──────── Input records ────────

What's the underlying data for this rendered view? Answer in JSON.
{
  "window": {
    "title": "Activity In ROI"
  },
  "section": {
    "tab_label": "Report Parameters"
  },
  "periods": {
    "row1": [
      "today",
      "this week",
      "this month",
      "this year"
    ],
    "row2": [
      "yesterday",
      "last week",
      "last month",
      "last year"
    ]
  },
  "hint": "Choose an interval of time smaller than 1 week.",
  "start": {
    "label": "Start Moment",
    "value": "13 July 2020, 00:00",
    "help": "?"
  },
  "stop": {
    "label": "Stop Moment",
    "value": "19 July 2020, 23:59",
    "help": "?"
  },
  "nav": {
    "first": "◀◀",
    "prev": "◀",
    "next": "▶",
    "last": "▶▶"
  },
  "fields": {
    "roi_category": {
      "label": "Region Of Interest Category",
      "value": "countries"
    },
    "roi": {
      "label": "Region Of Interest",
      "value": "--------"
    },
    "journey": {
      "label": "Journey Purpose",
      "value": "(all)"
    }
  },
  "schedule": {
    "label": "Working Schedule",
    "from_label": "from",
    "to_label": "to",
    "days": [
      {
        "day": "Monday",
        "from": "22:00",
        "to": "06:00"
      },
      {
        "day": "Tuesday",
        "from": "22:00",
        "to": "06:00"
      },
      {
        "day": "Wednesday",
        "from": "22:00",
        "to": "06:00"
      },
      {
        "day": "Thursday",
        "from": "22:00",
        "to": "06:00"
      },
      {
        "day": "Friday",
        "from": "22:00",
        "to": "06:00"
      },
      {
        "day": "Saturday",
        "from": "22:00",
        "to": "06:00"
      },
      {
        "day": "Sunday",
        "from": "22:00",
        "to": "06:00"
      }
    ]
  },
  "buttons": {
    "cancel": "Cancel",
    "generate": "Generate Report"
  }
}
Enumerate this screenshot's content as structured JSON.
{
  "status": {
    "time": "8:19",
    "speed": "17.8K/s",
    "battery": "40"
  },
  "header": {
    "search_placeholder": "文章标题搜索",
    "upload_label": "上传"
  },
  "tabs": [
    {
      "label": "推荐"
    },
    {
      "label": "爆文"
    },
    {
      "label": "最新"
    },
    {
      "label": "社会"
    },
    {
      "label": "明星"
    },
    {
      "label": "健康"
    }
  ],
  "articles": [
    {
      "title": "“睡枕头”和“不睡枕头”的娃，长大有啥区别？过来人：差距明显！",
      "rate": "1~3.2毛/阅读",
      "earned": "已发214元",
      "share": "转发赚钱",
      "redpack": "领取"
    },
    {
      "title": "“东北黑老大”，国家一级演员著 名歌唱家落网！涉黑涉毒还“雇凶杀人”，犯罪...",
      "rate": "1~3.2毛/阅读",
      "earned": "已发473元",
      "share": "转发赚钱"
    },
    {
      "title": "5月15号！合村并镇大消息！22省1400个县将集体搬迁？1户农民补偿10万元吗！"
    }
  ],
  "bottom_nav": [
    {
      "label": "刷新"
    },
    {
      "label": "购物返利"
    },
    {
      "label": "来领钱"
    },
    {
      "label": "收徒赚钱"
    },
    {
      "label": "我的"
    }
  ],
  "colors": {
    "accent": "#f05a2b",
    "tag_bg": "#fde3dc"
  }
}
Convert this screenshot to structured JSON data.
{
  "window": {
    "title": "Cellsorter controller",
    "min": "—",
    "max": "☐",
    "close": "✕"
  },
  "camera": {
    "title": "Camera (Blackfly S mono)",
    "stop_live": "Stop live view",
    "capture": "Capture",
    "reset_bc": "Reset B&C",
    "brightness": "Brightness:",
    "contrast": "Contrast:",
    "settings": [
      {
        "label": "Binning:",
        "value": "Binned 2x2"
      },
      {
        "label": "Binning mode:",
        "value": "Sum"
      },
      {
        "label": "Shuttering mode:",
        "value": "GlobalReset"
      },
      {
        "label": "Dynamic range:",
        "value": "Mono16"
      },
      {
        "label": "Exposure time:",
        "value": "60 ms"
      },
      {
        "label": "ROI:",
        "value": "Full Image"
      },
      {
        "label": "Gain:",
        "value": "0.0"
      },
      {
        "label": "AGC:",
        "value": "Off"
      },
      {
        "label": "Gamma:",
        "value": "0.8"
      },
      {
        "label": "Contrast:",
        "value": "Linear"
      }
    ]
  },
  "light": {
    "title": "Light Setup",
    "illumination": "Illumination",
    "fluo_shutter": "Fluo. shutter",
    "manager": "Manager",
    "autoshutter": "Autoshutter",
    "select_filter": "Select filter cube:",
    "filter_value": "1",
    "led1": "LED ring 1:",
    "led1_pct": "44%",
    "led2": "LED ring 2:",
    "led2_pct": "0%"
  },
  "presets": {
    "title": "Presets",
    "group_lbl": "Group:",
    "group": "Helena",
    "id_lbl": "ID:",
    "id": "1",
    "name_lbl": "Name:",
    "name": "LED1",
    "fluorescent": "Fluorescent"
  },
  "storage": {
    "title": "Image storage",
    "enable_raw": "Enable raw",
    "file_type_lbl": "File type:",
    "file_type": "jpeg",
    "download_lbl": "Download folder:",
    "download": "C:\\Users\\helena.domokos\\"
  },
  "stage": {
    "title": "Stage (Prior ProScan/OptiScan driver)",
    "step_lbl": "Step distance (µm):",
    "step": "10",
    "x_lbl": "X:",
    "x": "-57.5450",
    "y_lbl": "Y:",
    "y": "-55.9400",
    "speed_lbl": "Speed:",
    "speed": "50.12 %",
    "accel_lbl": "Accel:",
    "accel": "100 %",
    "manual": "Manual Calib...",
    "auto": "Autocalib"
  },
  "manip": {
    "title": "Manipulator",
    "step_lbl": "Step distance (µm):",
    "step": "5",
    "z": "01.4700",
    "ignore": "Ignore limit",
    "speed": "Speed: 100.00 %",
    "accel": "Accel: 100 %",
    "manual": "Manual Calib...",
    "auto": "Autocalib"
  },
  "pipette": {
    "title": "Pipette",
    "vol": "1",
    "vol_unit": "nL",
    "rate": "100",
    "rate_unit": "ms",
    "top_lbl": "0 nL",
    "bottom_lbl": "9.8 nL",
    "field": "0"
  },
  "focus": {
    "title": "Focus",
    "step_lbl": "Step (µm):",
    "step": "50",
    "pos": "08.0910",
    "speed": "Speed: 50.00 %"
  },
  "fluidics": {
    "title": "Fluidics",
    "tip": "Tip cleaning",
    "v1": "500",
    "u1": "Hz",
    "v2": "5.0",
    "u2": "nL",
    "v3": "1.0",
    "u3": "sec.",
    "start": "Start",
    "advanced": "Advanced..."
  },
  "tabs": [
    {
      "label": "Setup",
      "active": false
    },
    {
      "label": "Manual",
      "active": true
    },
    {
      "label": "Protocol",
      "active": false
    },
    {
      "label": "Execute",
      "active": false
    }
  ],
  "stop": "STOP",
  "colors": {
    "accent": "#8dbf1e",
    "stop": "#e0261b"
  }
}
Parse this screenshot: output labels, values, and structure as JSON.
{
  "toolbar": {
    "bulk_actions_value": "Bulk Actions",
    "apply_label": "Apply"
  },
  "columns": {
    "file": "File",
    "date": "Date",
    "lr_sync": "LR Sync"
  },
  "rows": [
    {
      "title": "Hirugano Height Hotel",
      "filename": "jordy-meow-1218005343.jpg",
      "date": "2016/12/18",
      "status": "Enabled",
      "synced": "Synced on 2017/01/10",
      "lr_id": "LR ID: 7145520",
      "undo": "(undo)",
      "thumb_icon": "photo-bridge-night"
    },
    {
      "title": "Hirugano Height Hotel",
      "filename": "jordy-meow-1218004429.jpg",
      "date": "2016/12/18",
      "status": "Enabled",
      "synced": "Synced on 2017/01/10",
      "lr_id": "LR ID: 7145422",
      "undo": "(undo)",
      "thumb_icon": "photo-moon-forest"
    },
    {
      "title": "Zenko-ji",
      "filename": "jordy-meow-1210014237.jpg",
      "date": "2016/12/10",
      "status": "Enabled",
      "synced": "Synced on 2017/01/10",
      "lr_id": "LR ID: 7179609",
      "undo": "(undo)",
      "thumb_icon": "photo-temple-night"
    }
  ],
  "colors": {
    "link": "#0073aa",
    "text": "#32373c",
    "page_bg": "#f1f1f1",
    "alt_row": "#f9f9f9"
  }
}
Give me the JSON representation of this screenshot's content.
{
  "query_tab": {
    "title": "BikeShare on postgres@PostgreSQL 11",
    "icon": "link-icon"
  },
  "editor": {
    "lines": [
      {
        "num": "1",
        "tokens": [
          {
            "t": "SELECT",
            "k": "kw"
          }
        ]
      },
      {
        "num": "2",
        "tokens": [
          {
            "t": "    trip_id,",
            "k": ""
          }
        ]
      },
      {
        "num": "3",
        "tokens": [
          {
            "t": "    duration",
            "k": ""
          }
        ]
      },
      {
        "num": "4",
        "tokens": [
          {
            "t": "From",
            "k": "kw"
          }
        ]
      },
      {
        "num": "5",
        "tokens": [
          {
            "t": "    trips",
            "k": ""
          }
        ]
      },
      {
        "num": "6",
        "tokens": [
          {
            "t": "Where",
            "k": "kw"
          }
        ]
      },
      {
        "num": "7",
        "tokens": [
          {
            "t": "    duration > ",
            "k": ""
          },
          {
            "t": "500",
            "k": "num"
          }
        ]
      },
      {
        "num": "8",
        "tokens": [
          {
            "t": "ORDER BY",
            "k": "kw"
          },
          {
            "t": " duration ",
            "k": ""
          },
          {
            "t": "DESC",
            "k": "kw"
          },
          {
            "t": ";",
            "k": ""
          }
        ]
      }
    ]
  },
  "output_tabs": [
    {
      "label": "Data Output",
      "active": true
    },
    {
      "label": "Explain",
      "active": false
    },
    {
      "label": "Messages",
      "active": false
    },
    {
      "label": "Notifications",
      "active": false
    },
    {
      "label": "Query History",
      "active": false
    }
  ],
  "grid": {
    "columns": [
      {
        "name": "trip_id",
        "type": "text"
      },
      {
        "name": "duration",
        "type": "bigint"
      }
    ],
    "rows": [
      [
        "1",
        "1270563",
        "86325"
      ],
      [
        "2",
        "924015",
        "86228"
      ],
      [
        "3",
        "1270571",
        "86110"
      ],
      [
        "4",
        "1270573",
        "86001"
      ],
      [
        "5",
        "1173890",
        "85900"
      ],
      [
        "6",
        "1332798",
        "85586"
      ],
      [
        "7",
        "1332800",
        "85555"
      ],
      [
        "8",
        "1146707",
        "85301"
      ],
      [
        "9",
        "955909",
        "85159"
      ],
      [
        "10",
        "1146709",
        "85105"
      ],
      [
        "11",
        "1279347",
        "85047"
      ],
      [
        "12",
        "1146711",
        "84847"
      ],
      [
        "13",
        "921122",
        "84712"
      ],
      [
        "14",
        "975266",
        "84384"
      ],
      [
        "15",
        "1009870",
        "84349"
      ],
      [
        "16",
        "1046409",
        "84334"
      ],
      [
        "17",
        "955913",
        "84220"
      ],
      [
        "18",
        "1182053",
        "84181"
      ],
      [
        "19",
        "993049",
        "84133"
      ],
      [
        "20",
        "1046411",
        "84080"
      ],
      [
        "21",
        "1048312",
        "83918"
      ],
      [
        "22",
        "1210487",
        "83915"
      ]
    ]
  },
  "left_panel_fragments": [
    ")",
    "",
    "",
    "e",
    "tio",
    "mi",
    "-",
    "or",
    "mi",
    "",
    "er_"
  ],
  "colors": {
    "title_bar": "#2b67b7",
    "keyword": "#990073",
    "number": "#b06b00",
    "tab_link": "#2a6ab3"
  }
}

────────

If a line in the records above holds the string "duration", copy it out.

            "t": "    duration",
            "t": "    duration > ",
            "t": " duration ",
        "name": "duration",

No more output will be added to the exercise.